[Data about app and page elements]
<<<<

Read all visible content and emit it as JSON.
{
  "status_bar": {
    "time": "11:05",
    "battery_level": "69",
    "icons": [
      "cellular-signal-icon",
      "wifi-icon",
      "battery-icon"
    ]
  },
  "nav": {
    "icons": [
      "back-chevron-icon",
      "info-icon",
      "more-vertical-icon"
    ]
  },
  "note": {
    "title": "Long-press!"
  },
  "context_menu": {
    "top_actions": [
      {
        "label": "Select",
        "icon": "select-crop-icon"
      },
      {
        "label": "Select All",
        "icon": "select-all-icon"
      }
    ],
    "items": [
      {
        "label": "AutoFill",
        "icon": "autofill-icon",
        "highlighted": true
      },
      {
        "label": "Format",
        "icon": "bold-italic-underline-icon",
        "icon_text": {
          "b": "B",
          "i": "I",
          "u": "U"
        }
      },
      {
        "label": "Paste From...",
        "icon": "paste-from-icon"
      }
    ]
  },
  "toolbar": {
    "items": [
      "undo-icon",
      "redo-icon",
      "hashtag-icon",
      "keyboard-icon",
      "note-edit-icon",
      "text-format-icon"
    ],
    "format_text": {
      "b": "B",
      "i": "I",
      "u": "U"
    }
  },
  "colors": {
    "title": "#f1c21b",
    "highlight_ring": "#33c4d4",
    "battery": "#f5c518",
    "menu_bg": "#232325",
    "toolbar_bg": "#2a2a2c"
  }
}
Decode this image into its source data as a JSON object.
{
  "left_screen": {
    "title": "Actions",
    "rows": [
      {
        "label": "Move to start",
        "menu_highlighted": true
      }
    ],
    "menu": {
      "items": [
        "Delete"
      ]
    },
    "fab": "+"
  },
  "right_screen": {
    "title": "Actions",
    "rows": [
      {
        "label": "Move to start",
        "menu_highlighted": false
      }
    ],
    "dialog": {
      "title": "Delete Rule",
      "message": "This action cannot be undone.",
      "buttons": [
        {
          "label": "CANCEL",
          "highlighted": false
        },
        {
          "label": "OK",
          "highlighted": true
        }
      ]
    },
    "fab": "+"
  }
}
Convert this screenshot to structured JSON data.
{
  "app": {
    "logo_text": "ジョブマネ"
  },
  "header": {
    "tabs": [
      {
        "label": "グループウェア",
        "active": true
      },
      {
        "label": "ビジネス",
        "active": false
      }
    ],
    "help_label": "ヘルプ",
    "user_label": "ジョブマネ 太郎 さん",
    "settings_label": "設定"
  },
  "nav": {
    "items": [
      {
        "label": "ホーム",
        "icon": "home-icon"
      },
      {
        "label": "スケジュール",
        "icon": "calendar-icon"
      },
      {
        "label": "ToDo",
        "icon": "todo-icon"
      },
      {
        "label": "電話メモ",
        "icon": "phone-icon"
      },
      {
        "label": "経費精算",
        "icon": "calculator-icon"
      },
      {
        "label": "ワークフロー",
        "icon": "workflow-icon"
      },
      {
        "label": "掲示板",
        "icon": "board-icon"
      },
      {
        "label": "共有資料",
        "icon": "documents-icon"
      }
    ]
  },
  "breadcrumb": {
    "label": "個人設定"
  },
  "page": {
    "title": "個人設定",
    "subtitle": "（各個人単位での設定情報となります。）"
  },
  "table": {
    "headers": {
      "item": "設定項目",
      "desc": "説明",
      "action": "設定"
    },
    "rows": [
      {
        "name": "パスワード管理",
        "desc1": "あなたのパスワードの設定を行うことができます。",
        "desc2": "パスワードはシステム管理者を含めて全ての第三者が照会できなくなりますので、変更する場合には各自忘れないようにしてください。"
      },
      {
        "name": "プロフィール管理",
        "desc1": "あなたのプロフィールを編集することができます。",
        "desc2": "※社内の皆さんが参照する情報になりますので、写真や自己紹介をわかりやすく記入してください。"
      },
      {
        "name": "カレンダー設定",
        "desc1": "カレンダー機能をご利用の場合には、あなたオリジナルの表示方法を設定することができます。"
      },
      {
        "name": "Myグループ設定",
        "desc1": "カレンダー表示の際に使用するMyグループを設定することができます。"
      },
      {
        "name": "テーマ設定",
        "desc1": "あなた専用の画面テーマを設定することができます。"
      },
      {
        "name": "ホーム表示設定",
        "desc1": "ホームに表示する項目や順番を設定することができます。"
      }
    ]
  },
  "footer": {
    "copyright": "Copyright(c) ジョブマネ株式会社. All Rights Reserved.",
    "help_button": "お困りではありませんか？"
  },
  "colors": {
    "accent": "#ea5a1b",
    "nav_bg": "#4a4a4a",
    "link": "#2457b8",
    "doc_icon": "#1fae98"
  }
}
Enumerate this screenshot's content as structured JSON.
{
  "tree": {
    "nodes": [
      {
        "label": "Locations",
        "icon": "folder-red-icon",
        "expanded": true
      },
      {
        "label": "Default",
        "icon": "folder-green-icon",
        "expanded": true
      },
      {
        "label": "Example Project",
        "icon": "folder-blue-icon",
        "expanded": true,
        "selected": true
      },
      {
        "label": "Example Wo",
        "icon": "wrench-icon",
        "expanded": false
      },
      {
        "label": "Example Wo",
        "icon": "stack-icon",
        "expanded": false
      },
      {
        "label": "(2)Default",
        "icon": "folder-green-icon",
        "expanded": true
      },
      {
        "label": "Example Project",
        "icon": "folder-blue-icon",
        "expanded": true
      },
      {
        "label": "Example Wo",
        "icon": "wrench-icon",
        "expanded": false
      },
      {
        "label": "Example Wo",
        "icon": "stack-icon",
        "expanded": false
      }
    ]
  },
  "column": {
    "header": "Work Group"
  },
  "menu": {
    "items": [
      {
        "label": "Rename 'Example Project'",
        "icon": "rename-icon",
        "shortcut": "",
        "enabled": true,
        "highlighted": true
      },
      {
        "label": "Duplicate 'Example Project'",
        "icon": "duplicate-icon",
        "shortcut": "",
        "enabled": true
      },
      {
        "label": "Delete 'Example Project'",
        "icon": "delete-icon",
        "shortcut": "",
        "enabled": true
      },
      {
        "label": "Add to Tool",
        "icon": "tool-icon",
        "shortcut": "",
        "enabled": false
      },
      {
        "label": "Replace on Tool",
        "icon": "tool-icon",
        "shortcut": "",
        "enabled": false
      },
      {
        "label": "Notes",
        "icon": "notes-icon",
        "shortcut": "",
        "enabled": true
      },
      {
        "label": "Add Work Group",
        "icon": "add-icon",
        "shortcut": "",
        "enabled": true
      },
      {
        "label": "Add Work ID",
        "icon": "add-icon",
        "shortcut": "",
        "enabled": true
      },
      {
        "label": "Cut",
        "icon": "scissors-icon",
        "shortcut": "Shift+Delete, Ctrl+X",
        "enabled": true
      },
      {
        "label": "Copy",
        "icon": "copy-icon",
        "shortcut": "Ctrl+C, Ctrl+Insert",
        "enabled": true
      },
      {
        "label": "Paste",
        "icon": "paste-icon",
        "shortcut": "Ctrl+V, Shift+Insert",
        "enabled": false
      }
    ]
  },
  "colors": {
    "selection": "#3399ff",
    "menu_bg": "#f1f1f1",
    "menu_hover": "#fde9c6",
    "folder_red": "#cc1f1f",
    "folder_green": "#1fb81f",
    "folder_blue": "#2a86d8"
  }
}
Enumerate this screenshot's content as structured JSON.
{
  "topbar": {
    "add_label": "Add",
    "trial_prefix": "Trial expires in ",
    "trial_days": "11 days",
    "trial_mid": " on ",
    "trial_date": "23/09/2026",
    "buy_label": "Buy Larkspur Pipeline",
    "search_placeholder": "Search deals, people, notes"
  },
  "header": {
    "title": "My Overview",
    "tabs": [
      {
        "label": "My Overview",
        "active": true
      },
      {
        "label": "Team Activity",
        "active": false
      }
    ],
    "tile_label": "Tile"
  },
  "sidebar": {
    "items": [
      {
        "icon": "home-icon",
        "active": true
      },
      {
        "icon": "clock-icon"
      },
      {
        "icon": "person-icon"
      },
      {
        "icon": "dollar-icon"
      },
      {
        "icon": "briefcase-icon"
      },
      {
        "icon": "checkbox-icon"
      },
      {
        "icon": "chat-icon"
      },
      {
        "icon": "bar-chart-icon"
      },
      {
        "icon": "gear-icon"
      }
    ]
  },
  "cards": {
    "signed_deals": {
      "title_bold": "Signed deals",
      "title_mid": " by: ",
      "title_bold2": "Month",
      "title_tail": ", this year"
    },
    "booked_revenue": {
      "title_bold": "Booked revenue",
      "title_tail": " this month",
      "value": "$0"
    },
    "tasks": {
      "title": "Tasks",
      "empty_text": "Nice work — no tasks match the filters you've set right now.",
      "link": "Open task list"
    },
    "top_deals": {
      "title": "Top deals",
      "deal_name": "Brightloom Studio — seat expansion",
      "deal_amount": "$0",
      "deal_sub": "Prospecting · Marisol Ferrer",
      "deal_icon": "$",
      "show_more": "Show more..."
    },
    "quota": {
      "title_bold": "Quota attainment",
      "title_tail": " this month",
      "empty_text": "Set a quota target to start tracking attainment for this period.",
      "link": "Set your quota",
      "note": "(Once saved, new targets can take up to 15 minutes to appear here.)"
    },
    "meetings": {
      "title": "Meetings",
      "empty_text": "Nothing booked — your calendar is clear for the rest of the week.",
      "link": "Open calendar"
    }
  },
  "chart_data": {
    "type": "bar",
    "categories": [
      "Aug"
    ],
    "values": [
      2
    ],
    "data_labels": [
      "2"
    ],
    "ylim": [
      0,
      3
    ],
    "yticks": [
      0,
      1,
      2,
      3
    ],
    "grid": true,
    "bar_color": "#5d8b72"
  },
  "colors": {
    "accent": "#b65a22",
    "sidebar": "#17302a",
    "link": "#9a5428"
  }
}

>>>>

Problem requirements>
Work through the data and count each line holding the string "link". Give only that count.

Written answer>
5